Review by Carly Fisher
The Edinburgh Fringe Festival has one of the highest standards of Independent Theatre around the world - yes, by the definition of what a fringe festival is, it is (and should be) a place to experiment with new concepts, trial new work, etc. However, being the largest and most prestigious international fringe festival, the calibre here is very high.
It is therefore all the more noticeable when a show does not quite achieve that sense of refinement in their production and sadly, I feel, that 2 Faces is a show that is just not quite there.
The storyline is solid and would make for an exciting episode of a cop TV show - 2 police officers double time as art robbers in the district that they protect.
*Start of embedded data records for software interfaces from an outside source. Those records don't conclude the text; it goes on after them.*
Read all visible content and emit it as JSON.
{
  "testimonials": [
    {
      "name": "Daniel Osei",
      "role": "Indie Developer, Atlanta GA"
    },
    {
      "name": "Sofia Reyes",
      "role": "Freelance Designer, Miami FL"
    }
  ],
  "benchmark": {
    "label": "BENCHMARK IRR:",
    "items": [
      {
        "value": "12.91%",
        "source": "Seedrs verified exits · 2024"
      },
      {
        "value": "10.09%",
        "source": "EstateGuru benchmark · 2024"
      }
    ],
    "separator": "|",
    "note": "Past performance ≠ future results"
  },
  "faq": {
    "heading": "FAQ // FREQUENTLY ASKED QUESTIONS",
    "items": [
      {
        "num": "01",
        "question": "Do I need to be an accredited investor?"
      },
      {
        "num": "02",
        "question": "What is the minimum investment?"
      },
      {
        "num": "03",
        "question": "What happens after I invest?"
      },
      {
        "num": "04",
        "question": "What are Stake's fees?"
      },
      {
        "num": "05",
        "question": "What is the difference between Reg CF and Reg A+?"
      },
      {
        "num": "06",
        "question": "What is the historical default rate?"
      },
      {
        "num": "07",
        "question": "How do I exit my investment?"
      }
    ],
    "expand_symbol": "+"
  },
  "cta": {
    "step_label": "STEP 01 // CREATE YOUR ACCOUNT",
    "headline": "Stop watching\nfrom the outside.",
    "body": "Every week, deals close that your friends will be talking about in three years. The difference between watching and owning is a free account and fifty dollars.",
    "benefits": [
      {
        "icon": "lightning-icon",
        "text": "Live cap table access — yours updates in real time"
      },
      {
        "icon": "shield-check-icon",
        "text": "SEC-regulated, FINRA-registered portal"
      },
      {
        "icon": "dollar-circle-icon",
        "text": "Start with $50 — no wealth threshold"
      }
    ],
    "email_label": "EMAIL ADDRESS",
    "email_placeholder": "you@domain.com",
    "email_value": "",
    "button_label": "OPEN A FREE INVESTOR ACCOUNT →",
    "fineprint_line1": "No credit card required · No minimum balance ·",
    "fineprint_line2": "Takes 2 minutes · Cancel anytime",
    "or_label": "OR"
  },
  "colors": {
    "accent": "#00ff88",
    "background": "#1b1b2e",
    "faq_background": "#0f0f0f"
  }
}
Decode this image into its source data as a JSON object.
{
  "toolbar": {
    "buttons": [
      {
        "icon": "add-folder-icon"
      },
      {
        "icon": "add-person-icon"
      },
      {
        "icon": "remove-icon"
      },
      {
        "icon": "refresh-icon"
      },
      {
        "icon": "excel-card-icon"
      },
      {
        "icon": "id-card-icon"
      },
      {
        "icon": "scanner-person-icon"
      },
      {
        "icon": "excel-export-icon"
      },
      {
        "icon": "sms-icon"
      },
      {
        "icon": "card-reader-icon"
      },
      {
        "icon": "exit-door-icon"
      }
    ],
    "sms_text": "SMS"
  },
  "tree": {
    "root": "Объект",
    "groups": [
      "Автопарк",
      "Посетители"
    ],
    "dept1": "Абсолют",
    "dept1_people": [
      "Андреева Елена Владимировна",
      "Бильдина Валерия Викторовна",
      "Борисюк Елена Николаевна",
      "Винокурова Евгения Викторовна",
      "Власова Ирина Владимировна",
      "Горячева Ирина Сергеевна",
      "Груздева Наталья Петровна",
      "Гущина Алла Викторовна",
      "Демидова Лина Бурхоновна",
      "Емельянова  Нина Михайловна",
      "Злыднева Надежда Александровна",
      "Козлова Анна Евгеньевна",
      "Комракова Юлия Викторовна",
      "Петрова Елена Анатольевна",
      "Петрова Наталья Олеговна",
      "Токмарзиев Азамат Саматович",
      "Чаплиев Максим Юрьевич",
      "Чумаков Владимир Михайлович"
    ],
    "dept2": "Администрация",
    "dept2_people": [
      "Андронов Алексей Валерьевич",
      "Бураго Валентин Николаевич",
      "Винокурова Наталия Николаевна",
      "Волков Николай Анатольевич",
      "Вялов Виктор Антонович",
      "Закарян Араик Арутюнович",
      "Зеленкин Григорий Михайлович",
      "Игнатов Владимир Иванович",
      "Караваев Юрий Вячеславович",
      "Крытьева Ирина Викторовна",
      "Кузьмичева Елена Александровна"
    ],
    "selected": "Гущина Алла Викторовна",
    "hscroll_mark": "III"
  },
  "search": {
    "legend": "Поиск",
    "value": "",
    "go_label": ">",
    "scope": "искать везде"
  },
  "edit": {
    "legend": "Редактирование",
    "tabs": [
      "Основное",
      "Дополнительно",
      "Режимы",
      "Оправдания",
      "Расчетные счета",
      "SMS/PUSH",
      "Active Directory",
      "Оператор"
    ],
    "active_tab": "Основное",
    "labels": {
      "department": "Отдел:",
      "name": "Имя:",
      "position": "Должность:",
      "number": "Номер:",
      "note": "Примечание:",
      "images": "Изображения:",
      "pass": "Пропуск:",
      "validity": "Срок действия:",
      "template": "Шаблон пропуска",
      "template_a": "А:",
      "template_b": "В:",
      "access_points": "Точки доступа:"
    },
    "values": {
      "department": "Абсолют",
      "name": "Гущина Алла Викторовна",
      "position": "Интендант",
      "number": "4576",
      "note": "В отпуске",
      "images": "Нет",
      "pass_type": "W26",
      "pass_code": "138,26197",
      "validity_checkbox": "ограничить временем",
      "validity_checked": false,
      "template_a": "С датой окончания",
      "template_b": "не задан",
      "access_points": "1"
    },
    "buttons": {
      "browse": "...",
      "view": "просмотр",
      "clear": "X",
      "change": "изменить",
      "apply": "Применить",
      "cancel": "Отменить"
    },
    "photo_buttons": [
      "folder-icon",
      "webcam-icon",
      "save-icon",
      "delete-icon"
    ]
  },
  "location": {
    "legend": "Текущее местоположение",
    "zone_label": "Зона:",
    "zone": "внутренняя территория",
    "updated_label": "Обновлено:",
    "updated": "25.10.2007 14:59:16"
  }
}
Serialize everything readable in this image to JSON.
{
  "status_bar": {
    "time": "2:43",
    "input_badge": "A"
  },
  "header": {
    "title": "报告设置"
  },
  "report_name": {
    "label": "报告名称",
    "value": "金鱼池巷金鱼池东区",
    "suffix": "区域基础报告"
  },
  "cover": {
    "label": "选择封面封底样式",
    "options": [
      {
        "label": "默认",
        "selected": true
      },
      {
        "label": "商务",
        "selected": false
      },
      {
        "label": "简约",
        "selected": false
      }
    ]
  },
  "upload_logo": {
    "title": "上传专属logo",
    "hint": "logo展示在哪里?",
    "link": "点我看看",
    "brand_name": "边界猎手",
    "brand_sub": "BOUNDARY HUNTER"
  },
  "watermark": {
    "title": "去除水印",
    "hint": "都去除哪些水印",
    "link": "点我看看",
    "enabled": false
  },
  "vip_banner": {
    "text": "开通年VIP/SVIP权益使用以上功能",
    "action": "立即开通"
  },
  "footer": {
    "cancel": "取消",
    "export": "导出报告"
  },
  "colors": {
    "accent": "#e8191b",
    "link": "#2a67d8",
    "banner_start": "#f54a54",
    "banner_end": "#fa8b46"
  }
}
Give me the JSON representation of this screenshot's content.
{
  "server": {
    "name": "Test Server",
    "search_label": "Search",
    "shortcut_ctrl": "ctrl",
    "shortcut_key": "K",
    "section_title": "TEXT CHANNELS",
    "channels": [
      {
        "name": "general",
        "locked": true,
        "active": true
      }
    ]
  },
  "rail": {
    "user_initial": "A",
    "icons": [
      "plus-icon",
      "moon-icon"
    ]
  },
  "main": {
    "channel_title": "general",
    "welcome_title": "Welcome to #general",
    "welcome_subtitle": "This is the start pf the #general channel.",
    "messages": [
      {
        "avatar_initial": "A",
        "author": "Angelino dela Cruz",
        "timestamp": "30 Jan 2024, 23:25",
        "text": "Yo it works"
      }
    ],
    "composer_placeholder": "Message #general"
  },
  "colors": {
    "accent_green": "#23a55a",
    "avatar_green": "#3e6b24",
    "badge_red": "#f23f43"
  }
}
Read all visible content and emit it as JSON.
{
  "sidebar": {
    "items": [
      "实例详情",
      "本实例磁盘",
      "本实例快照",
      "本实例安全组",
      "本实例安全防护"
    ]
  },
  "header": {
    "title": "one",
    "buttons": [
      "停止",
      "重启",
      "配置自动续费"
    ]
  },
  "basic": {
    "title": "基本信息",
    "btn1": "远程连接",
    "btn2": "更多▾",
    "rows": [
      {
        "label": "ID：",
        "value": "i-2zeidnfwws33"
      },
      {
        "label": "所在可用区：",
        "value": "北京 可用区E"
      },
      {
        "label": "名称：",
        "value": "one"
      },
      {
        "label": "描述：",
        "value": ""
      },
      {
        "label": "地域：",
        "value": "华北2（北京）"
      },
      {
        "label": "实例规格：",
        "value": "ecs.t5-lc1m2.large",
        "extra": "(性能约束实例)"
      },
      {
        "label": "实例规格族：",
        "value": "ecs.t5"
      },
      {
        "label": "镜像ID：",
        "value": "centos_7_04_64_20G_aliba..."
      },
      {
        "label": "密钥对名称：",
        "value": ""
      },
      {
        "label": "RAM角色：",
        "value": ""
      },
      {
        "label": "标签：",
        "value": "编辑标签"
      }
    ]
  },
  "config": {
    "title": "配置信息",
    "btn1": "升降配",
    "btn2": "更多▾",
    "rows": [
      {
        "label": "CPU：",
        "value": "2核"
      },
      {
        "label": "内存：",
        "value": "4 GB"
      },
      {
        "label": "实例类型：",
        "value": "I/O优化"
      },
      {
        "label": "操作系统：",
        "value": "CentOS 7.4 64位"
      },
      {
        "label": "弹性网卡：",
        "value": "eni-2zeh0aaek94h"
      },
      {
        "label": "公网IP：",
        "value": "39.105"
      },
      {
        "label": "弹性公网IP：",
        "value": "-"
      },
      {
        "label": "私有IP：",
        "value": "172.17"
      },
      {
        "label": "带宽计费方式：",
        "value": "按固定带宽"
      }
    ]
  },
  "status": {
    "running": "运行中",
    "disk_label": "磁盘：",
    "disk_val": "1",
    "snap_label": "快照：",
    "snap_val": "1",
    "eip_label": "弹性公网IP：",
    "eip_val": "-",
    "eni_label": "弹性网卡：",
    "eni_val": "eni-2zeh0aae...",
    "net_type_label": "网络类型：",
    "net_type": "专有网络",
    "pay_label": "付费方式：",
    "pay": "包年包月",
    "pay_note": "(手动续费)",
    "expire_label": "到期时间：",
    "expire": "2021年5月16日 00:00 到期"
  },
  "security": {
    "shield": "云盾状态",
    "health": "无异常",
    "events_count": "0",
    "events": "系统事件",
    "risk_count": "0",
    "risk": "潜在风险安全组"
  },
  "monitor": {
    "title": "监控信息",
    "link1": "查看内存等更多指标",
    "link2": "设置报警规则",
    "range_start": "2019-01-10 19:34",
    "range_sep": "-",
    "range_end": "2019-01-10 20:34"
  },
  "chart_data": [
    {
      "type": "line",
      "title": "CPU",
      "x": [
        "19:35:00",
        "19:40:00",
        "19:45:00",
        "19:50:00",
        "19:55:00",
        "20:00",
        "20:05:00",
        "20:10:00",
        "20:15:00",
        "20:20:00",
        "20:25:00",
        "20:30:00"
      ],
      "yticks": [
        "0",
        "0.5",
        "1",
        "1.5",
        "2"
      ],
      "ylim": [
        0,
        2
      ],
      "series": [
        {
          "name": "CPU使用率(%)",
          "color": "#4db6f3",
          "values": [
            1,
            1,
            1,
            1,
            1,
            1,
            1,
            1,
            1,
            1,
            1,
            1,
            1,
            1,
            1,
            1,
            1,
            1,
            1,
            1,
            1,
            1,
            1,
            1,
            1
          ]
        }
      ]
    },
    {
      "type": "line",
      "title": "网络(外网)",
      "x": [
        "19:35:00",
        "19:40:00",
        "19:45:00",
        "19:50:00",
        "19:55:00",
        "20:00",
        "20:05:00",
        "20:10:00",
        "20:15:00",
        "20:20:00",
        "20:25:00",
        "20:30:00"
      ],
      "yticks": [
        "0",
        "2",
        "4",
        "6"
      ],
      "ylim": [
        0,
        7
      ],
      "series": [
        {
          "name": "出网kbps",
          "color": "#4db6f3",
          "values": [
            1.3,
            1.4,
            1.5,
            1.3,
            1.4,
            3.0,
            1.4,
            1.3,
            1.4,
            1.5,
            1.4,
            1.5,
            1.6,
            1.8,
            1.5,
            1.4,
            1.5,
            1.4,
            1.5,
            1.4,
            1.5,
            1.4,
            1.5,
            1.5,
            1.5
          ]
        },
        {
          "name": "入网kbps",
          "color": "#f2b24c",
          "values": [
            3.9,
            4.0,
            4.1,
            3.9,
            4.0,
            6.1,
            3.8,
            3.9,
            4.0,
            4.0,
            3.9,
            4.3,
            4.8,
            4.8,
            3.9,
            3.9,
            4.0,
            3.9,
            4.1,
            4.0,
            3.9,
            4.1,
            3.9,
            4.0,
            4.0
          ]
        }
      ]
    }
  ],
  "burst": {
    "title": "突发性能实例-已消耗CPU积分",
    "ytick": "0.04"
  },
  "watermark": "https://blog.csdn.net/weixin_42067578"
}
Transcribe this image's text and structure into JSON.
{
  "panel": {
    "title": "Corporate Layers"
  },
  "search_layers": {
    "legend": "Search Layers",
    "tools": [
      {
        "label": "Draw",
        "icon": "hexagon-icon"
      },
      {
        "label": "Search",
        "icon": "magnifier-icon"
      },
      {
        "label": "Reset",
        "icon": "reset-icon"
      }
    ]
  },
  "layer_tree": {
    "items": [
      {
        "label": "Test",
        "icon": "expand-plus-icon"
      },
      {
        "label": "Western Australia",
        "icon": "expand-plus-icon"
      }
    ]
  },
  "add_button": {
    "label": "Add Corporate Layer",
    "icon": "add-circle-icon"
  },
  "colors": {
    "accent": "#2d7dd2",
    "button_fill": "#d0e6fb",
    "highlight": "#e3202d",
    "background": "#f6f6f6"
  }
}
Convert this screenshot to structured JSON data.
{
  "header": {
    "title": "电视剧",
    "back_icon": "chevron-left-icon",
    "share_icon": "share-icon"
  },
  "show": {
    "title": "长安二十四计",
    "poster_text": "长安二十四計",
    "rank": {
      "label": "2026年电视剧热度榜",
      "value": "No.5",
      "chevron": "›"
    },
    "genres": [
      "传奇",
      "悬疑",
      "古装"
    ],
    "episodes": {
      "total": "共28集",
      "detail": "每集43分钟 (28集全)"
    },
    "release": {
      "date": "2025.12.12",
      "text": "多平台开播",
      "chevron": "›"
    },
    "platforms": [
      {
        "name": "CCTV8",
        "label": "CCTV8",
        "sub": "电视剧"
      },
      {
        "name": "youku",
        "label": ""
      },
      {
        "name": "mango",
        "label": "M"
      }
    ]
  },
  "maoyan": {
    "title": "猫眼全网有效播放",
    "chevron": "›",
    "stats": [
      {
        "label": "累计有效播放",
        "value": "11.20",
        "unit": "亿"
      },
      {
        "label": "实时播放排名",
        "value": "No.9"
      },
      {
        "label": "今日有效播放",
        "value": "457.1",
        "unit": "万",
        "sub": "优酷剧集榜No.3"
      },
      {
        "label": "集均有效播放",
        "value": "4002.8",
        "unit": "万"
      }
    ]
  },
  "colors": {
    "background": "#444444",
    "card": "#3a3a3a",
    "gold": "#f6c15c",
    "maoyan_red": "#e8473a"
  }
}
With no one else in the force knowing about this, they are generally called on to cover their cases. Definitely a cute idea for a cop comedy for the fringe, written by playwright/actor Jasmine Dorothy Haefner!
Though a two hander play, there are a number more characters within the story. The two performers jump from crime lords to police chiefs throughout, aided by small changes in costuming. Though a black out is used between every scene, a technique that is very much not my favourite, there is fun written dialogue projected onto a screen before us during these. Initially, these start strong as clever ways to guide us through quite a complex storyline of changing characters and jumping locations. Unfortunately, as the play progresses, the clarity and guidance on the screen turns into chatter and becomes distracting as it removes the audience consistently (every few minutes) from the scenes. As an audience member, I could feel both myself and those around me becoming increasingly lazy with trying to keep up with the story, positive that it was about to be told to us on the screen anyway.
The quick costume changes are a good concept but the selection of pieces to change into could use a bit of improvement - namely the wig used for the police chief which was a comical mess (though not particularly funny). Though a small detail, the show was cheapened substantially by poor costume and prop choices.
Hassan Hope plays against Haefner. The two slip between moments of great connection in some scenes, whilst others are burdened by a lack of chemistry. I felt that both actors could and likely are usually better than the performances they gave the day that I saw the show. I unfortunately felt the energy was quite flat throughout.
I think further development of each character - big or small - would be useful to being able to create really three dimensional characters as they jump through them all. Right now, most characters felt like an archetype and I believe that both actors have more in them that could be further extracted from Director Jesse Tendler.
Overall, I think that Haefner has great bones for her show and no doubt more that can be achieved with it. But as the production, and quality of it, currently stands, this isn’t my pick of the fringe.